Enola Holmes: Breaking the Fourth Wall with Millie Bobby Brown
Harry Bradbeer’s Enola Holmes is an uplifting, youthful entrance into the Sherlock Holmes mythos. While the film features classic elements of mystery and period, it also contains some modern twists. Among them is the deliberate breaking of the fourth wall. That, together with the film’s shining lead, Millie Bobbie Brown, thrusts the audience into the story.
Kicking Down the Third Wall
Enola Holmes mimics a classic mystery story. A key character goes missing, and it is up to the brilliant detective to find him/her. That plot is something we’ve come to expect from a story set in the world of Sherlock Holmes. However, this film updates the technique of the mystery story to be more inclusive of the audience. The film begins immediately with Enola looking into the camera and speaking to the audience. She is the narrator of her own story.
Throughout the film, Enola clues the audience into the details or background of particular events. The brilliant thing about it is that it allows for a lot of exposition without boring the audience. Exposition is often the enemy of an engaging story, and the filmmakers have ensured Enola Holmes is bulletproof.
Performing with a Wink
The main strength of Enola Holmes is the film’s lead, Millie Bobby Brown. She brings a youthful light and energy that infects the audience. While the story is visually Victorian and traditional, Millie is there to guide a modern audience. Her glances and winks at the audience hint that this is not your classic Sherlock Holmes mystery. Enola is on the path to be even more brilliant than her brother Sherlock. Millie’s wit and humor bleed into the role of Enola. Her performance is extremely natural, and it’s obvious that she enjoys it. She is the heart and soul of the film.

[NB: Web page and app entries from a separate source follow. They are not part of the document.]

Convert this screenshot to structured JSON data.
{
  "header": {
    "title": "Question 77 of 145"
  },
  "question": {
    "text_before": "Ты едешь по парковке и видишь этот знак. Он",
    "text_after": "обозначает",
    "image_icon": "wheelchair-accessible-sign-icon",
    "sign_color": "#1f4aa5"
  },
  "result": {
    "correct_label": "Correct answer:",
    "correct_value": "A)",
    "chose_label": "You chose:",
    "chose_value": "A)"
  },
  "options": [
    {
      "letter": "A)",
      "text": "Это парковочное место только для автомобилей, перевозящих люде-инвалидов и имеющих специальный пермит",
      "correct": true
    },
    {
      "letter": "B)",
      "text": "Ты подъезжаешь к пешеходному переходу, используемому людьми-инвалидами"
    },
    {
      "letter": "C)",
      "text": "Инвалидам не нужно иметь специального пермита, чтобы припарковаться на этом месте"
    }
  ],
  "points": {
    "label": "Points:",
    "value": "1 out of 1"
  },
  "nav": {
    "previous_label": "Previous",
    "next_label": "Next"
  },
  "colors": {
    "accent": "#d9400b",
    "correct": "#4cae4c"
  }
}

Aside from her charm and wit, Millie Bobby Brown also showcases her intense physical abilities. Although Enola Holmes is a family film, it does not shy away from brutal and blunt action pieces. The hand to hand combat sequences are gritty. Enola is choked, thrown around, and slammed into walls. She also delivers punishing blows to her foes. Millie performs nearly all of those sequences. The action is fast, modern, and executed in victorian lady’s garb and corset.
Enola Holmes is a different kind of Victorian-era mystery. Not because it has to be, but only because, as Enola would say, it chooses to be. It just works.